Administration Building

The Administration Building was built between 1857 and 1859 in the Early Romanesque revival style. The initial structure of the administration building was designed built by Henry Engelbert, an architect active in NYC from 1852-1879.[7] The building was expanded in 1865, 1883, 1906-1908, and in 1951. The original building is a five-story red brick building on a fieldstone base. It features a six-story square tower topped by a copper lantern and spire. The tower is flanked by five story gabled sections.[6] At the base of the tower, a double stairway rises from a porte cochere to the level of the veranda, leading to the entrance.[2]

In 1910 the Academy of Mount St. Vincent became the College of Mount Saint Vincent. The original academy building now serves as the Administration building of the College, and the additions house related administrative and academic functions. The 1951 wing was added to the northern end of the complex and serves as the Convent of Mount St. Vincent.[7]

They were listed on the National Register of Historic Places in 1980.[1]

See also

References

  1. ^ a b National Park Service (2009-03-13). "National Register Information System". National Register of Historic Places.

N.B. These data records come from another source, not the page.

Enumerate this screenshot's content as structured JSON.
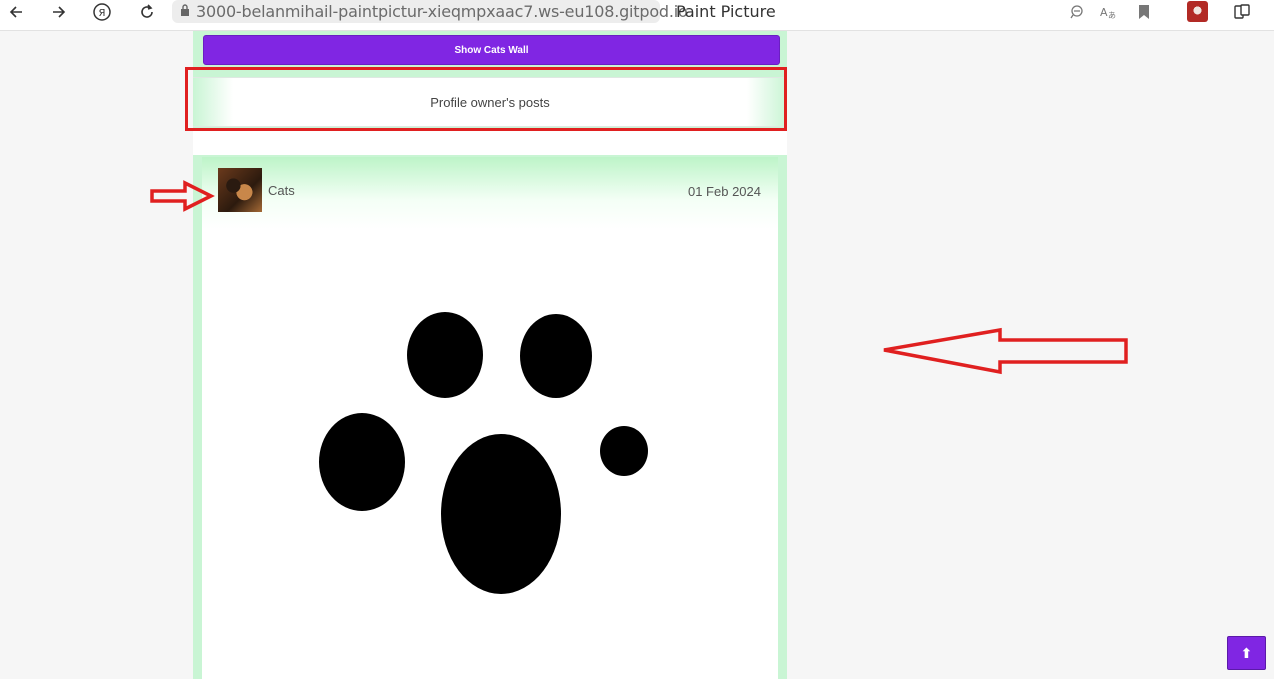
{
  "browser": {
    "url": "3000-belanmihail-paintpictur-xieqmpxaac7.ws-eu108.gitpod.io",
    "page_title": "Paint Picture",
    "icons": [
      "back-icon",
      "forward-icon",
      "yandex-icon",
      "reload-icon",
      "lock-icon",
      "zoom-icon",
      "translate-icon",
      "bookmark-icon",
      "profile-avatar",
      "downloads-icon"
    ]
  },
  "main": {
    "show_wall_label": "Show Cats Wall",
    "owner_posts_label": "Profile owner's posts"
  },
  "post": {
    "author": "Cats",
    "date": "01 Feb 2024",
    "image": "cat-paw-drawing"
  },
  "colors": {
    "accent": "#8026e3",
    "column_bg": "#c9f5d4",
    "annotation": "#e02020"
  },
  "scroll_top": {
    "icon": "arrow-up-icon",
    "label": "⬆"
  }
}
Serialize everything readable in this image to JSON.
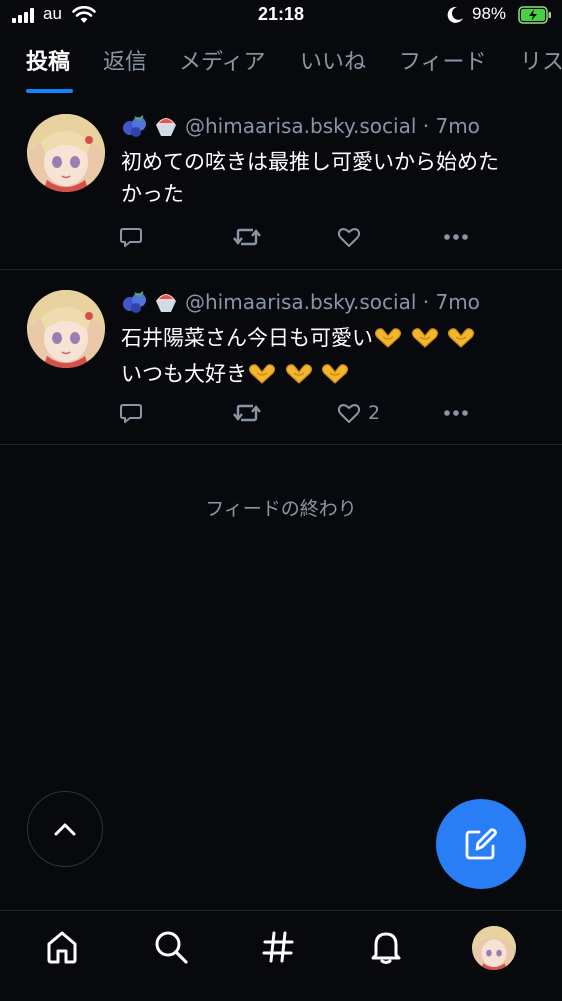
{
  "status_bar": {
    "carrier": "au",
    "time": "21:18",
    "battery_percent": "98%",
    "signal_bars": 4,
    "icons": [
      "signal-icon",
      "wifi-icon",
      "moon-icon",
      "battery-charging-icon"
    ]
  },
  "tabs": [
    {
      "label": "投稿",
      "active": true
    },
    {
      "label": "返信",
      "active": false
    },
    {
      "label": "メディア",
      "active": false
    },
    {
      "label": "いいね",
      "active": false
    },
    {
      "label": "フィード",
      "active": false
    },
    {
      "label": "リスト",
      "active": false
    }
  ],
  "posts": [
    {
      "handle": "@himaarisa.bsky.social",
      "time": "7mo",
      "emoji_icons": [
        "blueberries-icon",
        "shaved-ice-icon"
      ],
      "text_lines": [
        "初めての呟きは最推し可愛いから始めた",
        "かった"
      ],
      "like_count": ""
    },
    {
      "handle": "@himaarisa.bsky.social",
      "time": "7mo",
      "emoji_icons": [
        "blueberries-icon",
        "shaved-ice-icon"
      ],
      "text_lines": [
        "石井陽菜さん今日も可愛い",
        "いつも大好き"
      ],
      "line_emoji": [
        "heart-hands-icon",
        "heart-hands-icon",
        "heart-hands-icon"
      ],
      "like_count": "2"
    }
  ],
  "feed_end": "フィードの終わり",
  "bottom_nav": [
    "home-icon",
    "search-icon",
    "hashtag-icon",
    "bell-icon",
    "profile-avatar"
  ],
  "colors": {
    "background": "#07090d",
    "accent": "#1083fe",
    "compose_button": "#2a7ef5",
    "muted_text": "#8a95a6",
    "divider": "#1f2631"
  }
}
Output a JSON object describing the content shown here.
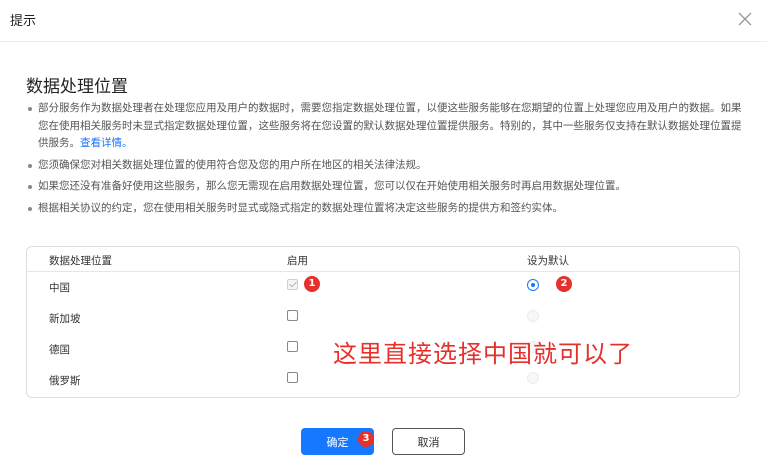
{
  "dialog": {
    "title": "提示",
    "close_icon": "close-icon"
  },
  "section_title": "数据处理位置",
  "notes": [
    {
      "text": "部分服务作为数据处理者在处理您应用及用户的数据时，需要您指定数据处理位置，以便这些服务能够在您期望的位置上处理您应用及用户的数据。如果您在使用相关服务时未显式指定数据处理位置，这些服务将在您设置的默认数据处理位置提供服务。特别的，其中一些服务仅支持在默认数据处理位置提供服务。",
      "link": "查看详情。"
    },
    {
      "text": "您须确保您对相关数据处理位置的使用符合您及您的用户所在地区的相关法律法规。"
    },
    {
      "text": "如果您还没有准备好使用这些服务，那么您无需现在启用数据处理位置，您可以仅在开始使用相关服务时再启用数据处理位置。"
    },
    {
      "text": "根据相关协议的约定，您在使用相关服务时显式或隐式指定的数据处理位置将决定这些服务的提供方和签约实体。"
    }
  ],
  "table": {
    "headers": [
      "数据处理位置",
      "启用",
      "设为默认"
    ],
    "rows": [
      {
        "name": "中国",
        "enabled": true,
        "enabled_disabled": true,
        "default": true
      },
      {
        "name": "新加坡",
        "enabled": false,
        "default": false
      },
      {
        "name": "德国",
        "enabled": false,
        "default": false
      },
      {
        "name": "俄罗斯",
        "enabled": false,
        "default": false
      }
    ]
  },
  "annotation": {
    "text": "这里直接选择中国就可以了",
    "badges": [
      "1",
      "2",
      "3"
    ],
    "color": "#e5302b"
  },
  "buttons": {
    "ok": "确定",
    "cancel": "取消"
  },
  "colors": {
    "accent": "#1677ff"
  }
}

National Park Service.
  2. ^ a b c Bady, David. Lehman College Art Gallery
  3. ^ Barrett, Lawrence and Forrest, Edwin. Edwin Forrest, James R. Osgood and Company, Boston, 1881
  4. ^ Shapiro, Gary. "The Trials of 19th-Century Bibliophilia", New York Sun, January 31, 2006
  5. ^ a b c "Fonthill Castle", Historic Campus Architecture Project, The Council of Independent Colleges
  6. ^ a b Elizabeth Spencer-Ralph and Suzanne Wilson (August 1979). "National Register of Historic Places Registration: Fonthill Castle and the Administration Building of the College of Mount St. Vincent". New York State Office of Parks, Recreation and Historic Preservation. Retrieved 2011-01-12. See also: "Accompanying seven photos".
  7. ^ a b "Administration Building", Historic Campus Architecture Project, The Council of Independent Colleges

External links

This page was last edited on 18 November 2018, at 01:27
Basis of this page is in Wikipedia. Text is available under the CC BY-SA 3.0 Unported License. Non-text media are available under their specified licenses. Wikipedia® is a registered trademark of the Wikimedia Foundation, Inc. WIKI 2 is an independent company and has no affiliation with Wikimedia Foundation.